• WORK INSTRUCTIONS
From the entries below, determine the number of lines that contain "categories". Give that number by itself.

(MATERIAL FOR THE TASK)

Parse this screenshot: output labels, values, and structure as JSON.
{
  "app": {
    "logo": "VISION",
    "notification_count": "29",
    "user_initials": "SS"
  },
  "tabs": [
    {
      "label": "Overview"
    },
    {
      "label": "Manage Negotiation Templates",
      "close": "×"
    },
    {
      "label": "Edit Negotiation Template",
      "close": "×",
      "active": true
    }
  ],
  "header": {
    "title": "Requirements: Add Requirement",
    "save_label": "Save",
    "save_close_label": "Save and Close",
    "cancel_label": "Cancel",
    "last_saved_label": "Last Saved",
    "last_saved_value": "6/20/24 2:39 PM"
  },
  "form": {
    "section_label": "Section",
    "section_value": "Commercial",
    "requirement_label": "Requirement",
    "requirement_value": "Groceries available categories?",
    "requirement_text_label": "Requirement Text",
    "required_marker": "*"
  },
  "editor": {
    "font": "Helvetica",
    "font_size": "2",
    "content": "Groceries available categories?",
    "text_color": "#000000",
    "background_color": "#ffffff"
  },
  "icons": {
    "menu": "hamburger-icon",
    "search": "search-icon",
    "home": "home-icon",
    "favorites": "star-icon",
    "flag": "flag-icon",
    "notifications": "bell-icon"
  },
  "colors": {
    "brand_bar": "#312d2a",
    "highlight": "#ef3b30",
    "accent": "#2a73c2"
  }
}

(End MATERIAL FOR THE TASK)

• WRITTEN RESPONSE
2